You are asked to write out the entries exactly as they are given.

» **Data provided**:
<<<<
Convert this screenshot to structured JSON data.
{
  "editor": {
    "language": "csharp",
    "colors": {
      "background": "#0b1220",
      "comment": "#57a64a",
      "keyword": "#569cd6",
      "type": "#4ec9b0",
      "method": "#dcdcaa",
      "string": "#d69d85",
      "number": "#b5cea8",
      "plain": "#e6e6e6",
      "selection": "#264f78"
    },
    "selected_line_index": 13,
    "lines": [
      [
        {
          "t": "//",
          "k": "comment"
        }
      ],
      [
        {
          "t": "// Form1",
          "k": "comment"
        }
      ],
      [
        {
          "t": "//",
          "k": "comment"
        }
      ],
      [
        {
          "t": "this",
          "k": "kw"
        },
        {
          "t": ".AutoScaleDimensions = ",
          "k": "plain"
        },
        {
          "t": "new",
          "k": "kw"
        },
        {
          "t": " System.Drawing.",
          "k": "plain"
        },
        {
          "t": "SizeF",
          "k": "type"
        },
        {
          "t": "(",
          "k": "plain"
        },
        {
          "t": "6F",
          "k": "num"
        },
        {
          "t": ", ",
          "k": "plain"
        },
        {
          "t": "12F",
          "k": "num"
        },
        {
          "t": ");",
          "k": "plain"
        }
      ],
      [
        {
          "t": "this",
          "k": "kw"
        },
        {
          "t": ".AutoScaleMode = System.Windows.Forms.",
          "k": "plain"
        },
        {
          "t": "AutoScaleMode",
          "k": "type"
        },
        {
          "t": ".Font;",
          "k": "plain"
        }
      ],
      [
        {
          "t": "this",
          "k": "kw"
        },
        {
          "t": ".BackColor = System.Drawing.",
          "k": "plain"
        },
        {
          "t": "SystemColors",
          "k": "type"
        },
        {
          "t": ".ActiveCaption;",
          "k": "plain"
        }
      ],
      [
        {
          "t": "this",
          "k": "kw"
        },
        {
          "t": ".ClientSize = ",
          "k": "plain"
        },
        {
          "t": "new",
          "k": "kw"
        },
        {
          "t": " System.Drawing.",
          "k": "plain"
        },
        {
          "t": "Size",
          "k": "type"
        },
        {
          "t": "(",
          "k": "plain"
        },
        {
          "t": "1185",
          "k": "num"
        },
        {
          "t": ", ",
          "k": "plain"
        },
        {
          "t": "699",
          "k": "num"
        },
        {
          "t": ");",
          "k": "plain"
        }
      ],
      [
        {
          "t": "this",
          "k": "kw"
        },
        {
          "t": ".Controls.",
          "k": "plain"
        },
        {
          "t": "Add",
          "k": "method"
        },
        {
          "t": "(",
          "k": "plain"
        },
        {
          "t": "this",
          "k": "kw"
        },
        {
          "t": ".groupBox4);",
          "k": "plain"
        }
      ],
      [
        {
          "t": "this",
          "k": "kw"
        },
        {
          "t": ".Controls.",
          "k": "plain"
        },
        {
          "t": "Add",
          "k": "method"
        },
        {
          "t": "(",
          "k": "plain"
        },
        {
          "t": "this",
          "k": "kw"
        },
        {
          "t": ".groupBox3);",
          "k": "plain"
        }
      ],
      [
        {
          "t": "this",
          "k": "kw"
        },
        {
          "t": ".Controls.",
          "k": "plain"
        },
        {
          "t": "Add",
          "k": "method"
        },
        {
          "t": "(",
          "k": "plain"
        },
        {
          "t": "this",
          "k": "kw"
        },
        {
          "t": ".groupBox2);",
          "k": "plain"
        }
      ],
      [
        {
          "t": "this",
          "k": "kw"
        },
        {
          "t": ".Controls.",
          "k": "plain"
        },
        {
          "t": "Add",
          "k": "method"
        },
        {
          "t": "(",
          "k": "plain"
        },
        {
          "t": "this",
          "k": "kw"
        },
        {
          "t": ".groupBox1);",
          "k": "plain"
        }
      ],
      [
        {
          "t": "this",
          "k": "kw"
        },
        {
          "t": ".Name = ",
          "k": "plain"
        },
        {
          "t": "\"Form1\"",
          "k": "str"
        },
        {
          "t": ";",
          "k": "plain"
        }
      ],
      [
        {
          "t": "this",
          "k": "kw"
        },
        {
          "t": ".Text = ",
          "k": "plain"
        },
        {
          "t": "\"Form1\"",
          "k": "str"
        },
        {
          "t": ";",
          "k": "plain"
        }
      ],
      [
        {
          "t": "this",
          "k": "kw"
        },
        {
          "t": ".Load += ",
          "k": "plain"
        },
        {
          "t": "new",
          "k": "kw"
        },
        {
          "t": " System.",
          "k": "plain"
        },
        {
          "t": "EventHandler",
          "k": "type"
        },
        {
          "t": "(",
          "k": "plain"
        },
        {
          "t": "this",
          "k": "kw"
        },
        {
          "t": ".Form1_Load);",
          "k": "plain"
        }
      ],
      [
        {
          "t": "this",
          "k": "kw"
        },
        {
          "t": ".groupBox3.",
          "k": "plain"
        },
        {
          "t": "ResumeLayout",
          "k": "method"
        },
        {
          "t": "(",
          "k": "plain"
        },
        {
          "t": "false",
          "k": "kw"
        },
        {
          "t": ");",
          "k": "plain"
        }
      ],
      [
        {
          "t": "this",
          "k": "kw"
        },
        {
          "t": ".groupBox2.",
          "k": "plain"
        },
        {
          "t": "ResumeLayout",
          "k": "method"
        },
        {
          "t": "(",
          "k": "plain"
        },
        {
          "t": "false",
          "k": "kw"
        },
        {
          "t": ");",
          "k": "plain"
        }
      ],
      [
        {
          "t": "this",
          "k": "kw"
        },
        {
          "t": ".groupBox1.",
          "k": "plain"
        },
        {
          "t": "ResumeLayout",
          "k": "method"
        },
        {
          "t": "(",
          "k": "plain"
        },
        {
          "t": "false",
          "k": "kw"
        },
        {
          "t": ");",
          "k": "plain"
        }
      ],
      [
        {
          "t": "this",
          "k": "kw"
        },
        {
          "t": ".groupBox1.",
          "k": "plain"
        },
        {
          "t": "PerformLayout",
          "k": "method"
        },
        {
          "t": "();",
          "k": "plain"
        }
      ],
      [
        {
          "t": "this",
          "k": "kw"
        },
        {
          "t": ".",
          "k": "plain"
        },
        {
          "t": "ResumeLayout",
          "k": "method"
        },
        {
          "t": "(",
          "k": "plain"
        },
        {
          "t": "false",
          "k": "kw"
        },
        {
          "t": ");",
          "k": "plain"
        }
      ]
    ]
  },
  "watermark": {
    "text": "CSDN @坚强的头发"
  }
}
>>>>
» **Reply**:
Convert this screenshot to structured JSON data.
{
  "editor": {
    "language": "csharp",
    "colors": {
      "background": "#0b1220",
      "comment": "#57a64a",
      "keyword": "#569cd6",
      "type": "#4ec9b0",
      "method": "#dcdcaa",
      "string": "#d69d85",
      "number": "#b5cea8",
      "plain": "#e6e6e6",
      "selection": "#264f78"
    },
    "selected_line_index": 13,
    "lines": [
      [
        {
          "t": "//",
          "k": "comment"
        }
      ],
      [
        {
          "t": "// Form1",
          "k": "comment"
        }
      ],
      [
        {
          "t": "//",
          "k": "comment"
        }
      ],
      [
        {
          "t": "this",
          "k": "kw"
        },
        {
          "t": ".AutoScaleDimensions = ",
          "k": "plain"
        },
        {
          "t": "new",
          "k": "kw"
        },
        {
          "t": " System.Drawing.",
          "k": "plain"
        },
        {
          "t": "SizeF",
          "k": "type"
        },
        {
          "t": "(",
          "k": "plain"
        },
        {
          "t": "6F",
          "k": "num"
        },
        {
          "t": ", ",
          "k": "plain"
        },
        {
          "t": "12F",
          "k": "num"
        },
        {
          "t": ");",
          "k": "plain"
        }
      ],
      [
        {
          "t": "this",
          "k": "kw"
        },
        {
          "t": ".AutoScaleMode = System.Windows.Forms.",
          "k": "plain"
        },
        {
          "t": "AutoScaleMode",
          "k": "type"
        },
        {
          "t": ".Font;",
          "k": "plain"
        }
      ],
      [
        {
          "t": "this",
          "k": "kw"
        },
        {
          "t": ".BackColor = System.Drawing.",
          "k": "plain"
        },
        {
          "t": "SystemColors",
          "k": "type"
        },
        {
          "t": ".ActiveCaption;",
          "k": "plain"
        }
      ],
      [
        {
          "t": "this",
          "k": "kw"
        },
        {
          "t": ".ClientSize = ",
          "k": "plain"
        },
        {
          "t": "new",
          "k": "kw"
        },
        {
          "t": " System.Drawing.",
          "k": "plain"
        },
        {
          "t": "Size",
          "k": "type"
        },
        {
          "t": "(",
          "k": "plain"
        },
        {
          "t": "1185",
          "k": "num"
        },
        {
          "t": ", ",
          "k": "plain"
        },
        {
          "t": "699",
          "k": "num"
        },
        {
          "t": ");",
          "k": "plain"
        }
      ],
      [
        {
          "t": "this",
          "k": "kw"
        },
        {
          "t": ".Controls.",
          "k": "plain"
        },
        {
          "t": "Add",
          "k": "method"
        },
        {
          "t": "(",
          "k": "plain"
        },
        {
          "t": "this",
          "k": "kw"
        },
        {
          "t": ".groupBox4);",
          "k": "plain"
        }
      ],
      [
        {
          "t": "this",
          "k": "kw"
        },
        {
          "t": ".Controls.",
          "k": "plain"
        },
        {
          "t": "Add",
          "k": "method"
        },
        {
          "t": "(",
          "k": "plain"
        },
        {
          "t": "this",
          "k": "kw"
        },
        {
          "t": ".groupBox3);",
          "k": "plain"
        }
      ],
      [
        {
          "t": "this",
          "k": "kw"
        },
        {
          "t": ".Controls.",
          "k": "plain"
        },
        {
          "t": "Add",
          "k": "method"
        },
        {
          "t": "(",
          "k": "plain"
        },
        {
          "t": "this",
          "k": "kw"
        },
        {
          "t": ".groupBox2);",
          "k": "plain"
        }
      ],
      [
        {
          "t": "this",
          "k": "kw"
        },
        {
          "t": ".Controls.",
          "k": "plain"
        },
        {
          "t": "Add",
          "k": "method"
        },
        {
          "t": "(",
          "k": "plain"
        },
        {
          "t": "this",
          "k": "kw"
        },
        {
          "t": ".groupBox1);",
          "k": "plain"
        }
      ],
      [
        {
          "t": "this",
          "k": "kw"
        },
        {
          "t": ".Name = ",
          "k": "plain"
        },
        {
          "t": "\"Form1\"",
          "k": "str"
        },
        {
          "t": ";",
          "k": "plain"
        }
      ],
      [
        {
          "t": "this",
          "k": "kw"
        },
        {
          "t": ".Text = ",
          "k": "plain"
        },
        {
          "t": "\"Form1\"",
          "k": "str"
        },
        {
          "t": ";",
          "k": "plain"
        }
      ],
      [
        {
          "t": "this",
          "k": "kw"
        },
        {
          "t": ".Load += ",
          "k": "plain"
        },
        {
          "t": "new",
          "k": "kw"
        },
        {
          "t": " System.",
          "k": "plain"
        },
        {
          "t": "EventHandler",
          "k": "type"
        },
        {
          "t": "(",
          "k": "plain"
        },
        {
          "t": "this",
          "k": "kw"
        },
        {
          "t": ".Form1_Load);",
          "k": "plain"
        }
      ],
      [
        {
          "t": "this",
          "k": "kw"
        },
        {
          "t": ".groupBox3.",
          "k": "plain"
        },
        {
          "t": "ResumeLayout",
          "k": "method"
        },
        {
          "t": "(",
          "k": "plain"
        },
        {
          "t": "false",
          "k": "kw"
        },
        {
          "t": ");",
          "k": "plain"
        }
      ],
      [
        {
          "t": "this",
          "k": "kw"
        },
        {
          "t": ".groupBox2.",
          "k": "plain"
        },
        {
          "t": "ResumeLayout",
          "k": "method"
        },
        {
          "t": "(",
          "k": "plain"
        },
        {
          "t": "false",
          "k": "kw"
        },
        {
          "t": ");",
          "k": "plain"
        }
      ],
      [
        {
          "t": "this",
          "k": "kw"
        },
        {
          "t": ".groupBox1.",
          "k": "plain"
        },
        {
          "t": "ResumeLayout",
          "k": "method"
        },
        {
          "t": "(",
          "k": "plain"
        },
        {
          "t": "false",
          "k": "kw"
        },
        {
          "t": ");",
          "k": "plain"
        }
      ],
      [
        {
          "t": "this",
          "k": "kw"
        },
        {
          "t": ".groupBox1.",
          "k": "plain"
        },
        {
          "t": "PerformLayout",
          "k": "method"
        },
        {
          "t": "();",
          "k": "plain"
        }
      ],
      [
        {
          "t": "this",
          "k": "kw"
        },
        {
          "t": ".",
          "k": "plain"
        },
        {
          "t": "ResumeLayout",
          "k": "method"
        },
        {
          "t": "(",
          "k": "plain"
        },
        {
          "t": "false",
          "k": "kw"
        },
        {
          "t": ");",
          "k": "plain"
        }
      ]
    ]
  },
  "watermark": {
    "text": "CSDN @坚强的头发"
  }
}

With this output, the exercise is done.